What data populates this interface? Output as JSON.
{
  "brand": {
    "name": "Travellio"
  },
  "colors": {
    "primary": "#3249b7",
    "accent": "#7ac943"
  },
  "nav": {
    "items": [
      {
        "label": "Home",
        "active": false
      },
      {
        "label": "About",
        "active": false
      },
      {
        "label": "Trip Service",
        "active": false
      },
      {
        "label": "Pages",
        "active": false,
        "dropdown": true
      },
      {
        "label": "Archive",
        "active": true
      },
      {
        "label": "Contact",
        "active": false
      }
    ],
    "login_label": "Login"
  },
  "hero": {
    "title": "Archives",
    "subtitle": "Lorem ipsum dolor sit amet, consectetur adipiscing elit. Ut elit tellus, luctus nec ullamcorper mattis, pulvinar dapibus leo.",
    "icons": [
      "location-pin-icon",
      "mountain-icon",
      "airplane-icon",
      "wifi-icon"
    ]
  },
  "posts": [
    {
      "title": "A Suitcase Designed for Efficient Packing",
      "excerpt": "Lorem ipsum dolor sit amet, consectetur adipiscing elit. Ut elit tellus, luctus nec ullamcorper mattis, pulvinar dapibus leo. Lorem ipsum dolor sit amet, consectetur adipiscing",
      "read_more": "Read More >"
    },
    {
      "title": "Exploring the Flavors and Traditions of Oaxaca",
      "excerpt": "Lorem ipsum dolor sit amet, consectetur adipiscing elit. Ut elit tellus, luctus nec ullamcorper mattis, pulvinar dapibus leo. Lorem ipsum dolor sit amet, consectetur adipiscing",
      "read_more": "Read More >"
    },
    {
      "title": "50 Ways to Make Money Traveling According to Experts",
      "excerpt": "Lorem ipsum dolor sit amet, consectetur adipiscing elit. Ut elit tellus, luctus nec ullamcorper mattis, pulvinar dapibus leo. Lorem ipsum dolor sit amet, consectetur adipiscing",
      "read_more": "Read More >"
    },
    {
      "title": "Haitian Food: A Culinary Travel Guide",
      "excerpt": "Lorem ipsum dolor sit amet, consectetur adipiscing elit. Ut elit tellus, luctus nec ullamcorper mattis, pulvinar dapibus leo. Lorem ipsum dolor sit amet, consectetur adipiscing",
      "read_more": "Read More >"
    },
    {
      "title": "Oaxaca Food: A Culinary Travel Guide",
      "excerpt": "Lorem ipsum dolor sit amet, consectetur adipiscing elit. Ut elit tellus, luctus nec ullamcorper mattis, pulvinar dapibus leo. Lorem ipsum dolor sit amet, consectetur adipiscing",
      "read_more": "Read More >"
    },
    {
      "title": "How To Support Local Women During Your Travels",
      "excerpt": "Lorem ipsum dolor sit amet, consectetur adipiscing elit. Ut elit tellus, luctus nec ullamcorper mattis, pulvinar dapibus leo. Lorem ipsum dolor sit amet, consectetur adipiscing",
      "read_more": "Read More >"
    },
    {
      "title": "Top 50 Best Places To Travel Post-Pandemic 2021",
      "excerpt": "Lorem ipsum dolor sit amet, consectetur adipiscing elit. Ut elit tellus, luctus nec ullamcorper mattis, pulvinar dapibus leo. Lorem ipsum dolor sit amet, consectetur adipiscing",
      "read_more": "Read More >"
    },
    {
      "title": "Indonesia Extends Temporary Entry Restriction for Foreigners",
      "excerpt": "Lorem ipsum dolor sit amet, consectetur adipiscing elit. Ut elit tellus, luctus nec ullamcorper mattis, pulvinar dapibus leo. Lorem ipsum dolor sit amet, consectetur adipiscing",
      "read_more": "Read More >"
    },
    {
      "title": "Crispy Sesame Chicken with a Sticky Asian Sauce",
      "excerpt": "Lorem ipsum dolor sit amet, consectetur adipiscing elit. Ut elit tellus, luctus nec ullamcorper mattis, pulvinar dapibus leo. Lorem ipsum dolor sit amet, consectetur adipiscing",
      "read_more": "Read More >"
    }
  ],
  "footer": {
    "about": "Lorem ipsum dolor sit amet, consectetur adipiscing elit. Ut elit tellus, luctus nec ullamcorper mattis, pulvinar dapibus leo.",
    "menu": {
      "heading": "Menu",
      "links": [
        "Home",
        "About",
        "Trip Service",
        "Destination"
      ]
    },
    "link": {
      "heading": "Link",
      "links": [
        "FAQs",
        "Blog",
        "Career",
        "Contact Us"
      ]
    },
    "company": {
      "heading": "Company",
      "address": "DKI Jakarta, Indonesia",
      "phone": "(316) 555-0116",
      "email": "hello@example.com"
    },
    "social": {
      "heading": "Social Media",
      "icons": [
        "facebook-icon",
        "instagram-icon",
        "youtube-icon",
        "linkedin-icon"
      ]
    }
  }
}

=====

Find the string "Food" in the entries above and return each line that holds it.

      "title": "Haitian Food: A Culinary Travel Guide",
      "title": "Oaxaca Food: A Culinary Travel Guide",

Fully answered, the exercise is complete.